--- Data listing Enclosed Below ---

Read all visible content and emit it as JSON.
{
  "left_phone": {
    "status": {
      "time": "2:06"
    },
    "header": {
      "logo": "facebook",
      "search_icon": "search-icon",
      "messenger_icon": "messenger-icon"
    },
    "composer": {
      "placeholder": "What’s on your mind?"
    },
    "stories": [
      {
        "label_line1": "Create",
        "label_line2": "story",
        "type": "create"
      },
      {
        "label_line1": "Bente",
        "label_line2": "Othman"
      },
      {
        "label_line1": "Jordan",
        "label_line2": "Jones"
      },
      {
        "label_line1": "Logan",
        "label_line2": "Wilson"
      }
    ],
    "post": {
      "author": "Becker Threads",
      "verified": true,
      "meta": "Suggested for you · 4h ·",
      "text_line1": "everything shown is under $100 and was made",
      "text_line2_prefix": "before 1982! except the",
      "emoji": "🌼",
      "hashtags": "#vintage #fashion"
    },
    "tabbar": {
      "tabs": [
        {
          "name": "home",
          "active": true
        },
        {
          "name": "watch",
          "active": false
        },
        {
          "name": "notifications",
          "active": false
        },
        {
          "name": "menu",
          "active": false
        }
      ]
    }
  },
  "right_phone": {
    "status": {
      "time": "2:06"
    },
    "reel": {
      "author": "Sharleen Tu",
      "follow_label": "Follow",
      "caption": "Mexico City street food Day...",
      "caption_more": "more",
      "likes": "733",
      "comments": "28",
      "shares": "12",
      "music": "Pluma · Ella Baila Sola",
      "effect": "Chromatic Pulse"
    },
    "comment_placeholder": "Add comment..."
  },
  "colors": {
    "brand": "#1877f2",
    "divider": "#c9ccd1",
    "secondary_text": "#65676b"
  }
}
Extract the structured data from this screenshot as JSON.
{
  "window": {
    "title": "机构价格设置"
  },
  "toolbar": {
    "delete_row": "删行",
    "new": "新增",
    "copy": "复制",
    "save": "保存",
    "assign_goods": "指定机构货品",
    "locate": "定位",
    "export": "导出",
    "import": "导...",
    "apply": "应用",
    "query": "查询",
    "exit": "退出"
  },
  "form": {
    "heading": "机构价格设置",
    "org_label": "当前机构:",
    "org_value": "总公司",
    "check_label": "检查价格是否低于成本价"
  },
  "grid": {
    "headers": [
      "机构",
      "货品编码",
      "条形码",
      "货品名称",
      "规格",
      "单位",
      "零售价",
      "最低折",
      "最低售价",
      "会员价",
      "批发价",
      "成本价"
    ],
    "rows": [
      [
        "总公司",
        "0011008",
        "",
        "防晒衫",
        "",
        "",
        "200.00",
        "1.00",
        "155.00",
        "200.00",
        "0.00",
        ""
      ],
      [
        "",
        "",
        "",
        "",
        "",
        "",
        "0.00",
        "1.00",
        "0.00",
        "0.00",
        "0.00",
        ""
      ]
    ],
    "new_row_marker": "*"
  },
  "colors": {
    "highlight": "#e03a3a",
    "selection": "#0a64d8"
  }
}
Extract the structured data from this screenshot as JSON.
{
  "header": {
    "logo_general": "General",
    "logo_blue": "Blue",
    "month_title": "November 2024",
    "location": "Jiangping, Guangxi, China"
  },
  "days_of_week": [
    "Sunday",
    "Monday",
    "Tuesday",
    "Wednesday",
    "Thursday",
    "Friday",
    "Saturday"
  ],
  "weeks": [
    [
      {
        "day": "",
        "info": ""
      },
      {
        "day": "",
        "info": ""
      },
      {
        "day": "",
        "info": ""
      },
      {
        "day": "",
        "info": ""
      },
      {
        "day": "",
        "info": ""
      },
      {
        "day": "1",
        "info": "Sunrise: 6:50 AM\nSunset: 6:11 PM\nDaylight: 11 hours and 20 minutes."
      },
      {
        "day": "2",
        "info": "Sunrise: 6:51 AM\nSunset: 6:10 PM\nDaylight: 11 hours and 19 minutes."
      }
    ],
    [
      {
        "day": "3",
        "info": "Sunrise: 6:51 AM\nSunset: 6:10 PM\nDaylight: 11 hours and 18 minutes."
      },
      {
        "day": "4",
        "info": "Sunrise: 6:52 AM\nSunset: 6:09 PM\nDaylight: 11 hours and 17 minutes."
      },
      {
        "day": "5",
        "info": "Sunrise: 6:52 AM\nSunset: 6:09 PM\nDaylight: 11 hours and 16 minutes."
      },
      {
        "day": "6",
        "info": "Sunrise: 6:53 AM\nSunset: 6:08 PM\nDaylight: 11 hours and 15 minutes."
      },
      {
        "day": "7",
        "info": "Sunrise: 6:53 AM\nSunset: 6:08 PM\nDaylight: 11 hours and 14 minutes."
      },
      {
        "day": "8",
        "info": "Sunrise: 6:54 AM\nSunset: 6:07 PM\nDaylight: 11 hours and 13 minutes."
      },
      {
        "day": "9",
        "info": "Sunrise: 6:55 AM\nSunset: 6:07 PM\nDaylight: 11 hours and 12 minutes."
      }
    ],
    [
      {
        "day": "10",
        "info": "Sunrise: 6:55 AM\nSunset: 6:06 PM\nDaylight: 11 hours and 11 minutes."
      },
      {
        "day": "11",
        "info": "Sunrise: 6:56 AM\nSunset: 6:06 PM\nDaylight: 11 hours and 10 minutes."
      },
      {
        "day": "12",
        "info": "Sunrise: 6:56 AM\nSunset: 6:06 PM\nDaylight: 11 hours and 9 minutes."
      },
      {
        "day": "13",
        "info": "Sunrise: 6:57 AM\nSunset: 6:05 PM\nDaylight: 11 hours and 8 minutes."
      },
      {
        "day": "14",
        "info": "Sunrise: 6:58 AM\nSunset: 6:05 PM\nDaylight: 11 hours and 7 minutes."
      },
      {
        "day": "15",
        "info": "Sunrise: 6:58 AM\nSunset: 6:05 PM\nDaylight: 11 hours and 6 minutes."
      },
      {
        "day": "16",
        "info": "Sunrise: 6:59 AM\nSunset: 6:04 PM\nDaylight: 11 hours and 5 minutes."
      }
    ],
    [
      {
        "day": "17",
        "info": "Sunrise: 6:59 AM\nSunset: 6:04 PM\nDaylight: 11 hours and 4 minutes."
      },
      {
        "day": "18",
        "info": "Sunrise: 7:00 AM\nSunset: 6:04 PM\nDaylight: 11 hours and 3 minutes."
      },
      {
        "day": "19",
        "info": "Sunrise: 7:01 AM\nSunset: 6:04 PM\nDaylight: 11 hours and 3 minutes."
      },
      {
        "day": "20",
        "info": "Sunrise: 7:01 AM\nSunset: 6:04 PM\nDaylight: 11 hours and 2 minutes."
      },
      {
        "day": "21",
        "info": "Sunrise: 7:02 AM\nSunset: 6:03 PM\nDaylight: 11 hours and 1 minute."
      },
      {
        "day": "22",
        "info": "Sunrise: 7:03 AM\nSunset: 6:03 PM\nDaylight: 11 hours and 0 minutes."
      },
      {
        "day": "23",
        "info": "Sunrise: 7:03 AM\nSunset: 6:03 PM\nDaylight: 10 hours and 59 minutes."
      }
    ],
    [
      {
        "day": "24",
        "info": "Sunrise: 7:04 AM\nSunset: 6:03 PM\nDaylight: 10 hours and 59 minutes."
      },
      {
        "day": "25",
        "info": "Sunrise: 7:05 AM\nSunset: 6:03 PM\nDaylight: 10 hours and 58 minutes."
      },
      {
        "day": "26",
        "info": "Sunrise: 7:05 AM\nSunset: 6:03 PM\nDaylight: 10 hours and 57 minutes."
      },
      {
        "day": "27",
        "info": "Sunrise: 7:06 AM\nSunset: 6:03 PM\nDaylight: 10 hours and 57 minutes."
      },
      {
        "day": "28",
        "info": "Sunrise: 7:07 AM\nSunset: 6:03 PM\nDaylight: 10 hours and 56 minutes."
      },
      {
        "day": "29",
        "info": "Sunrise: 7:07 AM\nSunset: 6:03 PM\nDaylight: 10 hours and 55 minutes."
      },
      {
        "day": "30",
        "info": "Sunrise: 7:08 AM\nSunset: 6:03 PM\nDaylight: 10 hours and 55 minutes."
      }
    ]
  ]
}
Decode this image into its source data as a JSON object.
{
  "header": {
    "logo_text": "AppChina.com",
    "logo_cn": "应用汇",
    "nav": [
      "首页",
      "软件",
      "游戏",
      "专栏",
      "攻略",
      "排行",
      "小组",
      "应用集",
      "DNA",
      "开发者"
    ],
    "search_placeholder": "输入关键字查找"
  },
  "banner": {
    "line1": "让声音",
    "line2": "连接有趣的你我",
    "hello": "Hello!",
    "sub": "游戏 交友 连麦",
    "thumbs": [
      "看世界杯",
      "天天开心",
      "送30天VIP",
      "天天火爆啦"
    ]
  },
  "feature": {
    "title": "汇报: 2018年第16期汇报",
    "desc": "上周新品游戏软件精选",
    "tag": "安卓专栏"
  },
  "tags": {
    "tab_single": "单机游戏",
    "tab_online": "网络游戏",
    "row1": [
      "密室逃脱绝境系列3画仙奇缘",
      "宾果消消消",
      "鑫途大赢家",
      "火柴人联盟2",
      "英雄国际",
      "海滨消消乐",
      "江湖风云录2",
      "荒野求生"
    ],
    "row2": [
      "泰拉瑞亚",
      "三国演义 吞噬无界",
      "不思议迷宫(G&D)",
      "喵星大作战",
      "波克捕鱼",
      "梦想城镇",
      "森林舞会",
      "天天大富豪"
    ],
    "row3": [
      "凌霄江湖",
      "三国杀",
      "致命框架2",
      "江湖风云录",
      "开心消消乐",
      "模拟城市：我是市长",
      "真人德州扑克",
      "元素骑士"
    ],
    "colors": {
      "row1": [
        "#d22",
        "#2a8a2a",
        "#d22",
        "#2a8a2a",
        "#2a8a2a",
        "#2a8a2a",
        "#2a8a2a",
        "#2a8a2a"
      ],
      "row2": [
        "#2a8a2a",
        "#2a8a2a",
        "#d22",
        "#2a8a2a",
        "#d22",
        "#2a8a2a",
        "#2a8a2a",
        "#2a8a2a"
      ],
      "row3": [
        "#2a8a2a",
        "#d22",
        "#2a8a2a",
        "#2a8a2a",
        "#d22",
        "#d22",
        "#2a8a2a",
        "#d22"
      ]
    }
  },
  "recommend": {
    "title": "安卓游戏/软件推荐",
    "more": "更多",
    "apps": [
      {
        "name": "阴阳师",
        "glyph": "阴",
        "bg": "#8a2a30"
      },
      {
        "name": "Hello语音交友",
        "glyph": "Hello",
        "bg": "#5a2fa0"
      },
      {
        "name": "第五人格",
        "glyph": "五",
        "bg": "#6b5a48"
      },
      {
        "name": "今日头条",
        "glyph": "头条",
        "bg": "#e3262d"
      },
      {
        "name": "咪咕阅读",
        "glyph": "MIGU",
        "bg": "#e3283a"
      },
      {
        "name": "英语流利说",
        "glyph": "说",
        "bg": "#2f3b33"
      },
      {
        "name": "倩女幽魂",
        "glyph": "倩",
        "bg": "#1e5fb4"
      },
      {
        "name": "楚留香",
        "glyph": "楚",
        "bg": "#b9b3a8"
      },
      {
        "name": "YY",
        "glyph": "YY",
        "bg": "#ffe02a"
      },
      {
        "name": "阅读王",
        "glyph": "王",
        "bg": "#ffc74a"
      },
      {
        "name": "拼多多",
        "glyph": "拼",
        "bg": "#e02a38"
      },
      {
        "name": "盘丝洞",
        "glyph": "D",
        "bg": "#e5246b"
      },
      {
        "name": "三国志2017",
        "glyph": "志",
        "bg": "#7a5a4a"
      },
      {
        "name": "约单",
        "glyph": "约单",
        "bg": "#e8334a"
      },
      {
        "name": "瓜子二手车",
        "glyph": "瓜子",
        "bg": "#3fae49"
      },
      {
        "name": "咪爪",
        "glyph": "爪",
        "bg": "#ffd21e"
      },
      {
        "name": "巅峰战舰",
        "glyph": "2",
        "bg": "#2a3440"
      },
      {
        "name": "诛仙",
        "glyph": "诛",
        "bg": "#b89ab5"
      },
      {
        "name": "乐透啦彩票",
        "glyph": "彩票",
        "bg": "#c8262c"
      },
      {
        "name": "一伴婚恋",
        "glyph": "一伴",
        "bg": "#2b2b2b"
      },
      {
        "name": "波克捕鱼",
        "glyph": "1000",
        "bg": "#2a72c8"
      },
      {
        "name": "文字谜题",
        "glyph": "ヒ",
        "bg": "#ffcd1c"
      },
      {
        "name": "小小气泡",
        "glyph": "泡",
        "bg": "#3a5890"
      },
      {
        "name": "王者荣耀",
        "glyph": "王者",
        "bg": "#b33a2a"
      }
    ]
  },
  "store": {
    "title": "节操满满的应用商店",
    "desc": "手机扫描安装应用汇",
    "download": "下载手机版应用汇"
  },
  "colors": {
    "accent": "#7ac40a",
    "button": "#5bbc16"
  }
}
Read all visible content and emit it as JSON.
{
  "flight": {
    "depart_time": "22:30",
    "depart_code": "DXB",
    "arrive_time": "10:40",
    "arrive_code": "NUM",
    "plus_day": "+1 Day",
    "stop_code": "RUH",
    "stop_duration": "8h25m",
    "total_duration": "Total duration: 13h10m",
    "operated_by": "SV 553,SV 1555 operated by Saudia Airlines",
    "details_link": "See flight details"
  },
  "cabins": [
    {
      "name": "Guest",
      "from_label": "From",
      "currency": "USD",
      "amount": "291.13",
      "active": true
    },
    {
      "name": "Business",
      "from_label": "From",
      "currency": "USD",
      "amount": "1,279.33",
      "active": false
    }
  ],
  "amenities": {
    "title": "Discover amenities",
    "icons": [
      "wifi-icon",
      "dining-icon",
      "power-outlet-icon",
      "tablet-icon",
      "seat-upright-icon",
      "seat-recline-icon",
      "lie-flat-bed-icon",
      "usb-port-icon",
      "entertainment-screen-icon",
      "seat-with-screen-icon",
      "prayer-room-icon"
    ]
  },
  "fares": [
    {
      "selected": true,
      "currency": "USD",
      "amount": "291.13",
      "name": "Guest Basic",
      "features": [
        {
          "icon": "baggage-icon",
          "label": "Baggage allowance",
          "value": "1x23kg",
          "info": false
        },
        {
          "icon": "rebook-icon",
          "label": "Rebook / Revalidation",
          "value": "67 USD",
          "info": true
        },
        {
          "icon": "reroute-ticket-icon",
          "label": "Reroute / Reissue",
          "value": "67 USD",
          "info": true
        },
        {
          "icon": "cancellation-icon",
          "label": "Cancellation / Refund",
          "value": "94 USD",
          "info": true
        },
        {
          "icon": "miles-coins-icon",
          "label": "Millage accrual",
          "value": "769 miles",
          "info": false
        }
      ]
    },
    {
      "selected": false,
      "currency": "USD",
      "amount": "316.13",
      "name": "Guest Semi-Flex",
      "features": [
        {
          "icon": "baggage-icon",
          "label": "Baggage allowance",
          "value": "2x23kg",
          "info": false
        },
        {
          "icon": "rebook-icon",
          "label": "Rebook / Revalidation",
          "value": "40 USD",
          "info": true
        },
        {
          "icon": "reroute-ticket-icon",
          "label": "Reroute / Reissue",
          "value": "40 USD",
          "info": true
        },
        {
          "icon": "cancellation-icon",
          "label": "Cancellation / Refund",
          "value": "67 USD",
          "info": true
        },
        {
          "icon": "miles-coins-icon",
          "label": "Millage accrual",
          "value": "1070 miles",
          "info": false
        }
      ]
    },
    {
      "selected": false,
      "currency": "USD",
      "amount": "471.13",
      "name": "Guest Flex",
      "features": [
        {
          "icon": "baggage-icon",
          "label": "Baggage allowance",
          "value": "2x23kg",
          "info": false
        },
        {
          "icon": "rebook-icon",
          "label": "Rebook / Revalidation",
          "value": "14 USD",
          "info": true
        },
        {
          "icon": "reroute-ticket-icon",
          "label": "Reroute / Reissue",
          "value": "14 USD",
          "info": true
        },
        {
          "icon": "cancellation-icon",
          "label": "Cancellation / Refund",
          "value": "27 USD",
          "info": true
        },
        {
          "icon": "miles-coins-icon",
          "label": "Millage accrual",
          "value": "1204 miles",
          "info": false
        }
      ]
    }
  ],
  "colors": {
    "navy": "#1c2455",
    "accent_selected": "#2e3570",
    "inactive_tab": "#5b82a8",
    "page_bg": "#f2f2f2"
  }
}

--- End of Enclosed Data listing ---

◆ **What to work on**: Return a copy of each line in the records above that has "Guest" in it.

◆ **Expected answer**:
      "name": "Guest",
      "name": "Guest Basic",
      "name": "Guest Semi-Flex",
      "name": "Guest Flex",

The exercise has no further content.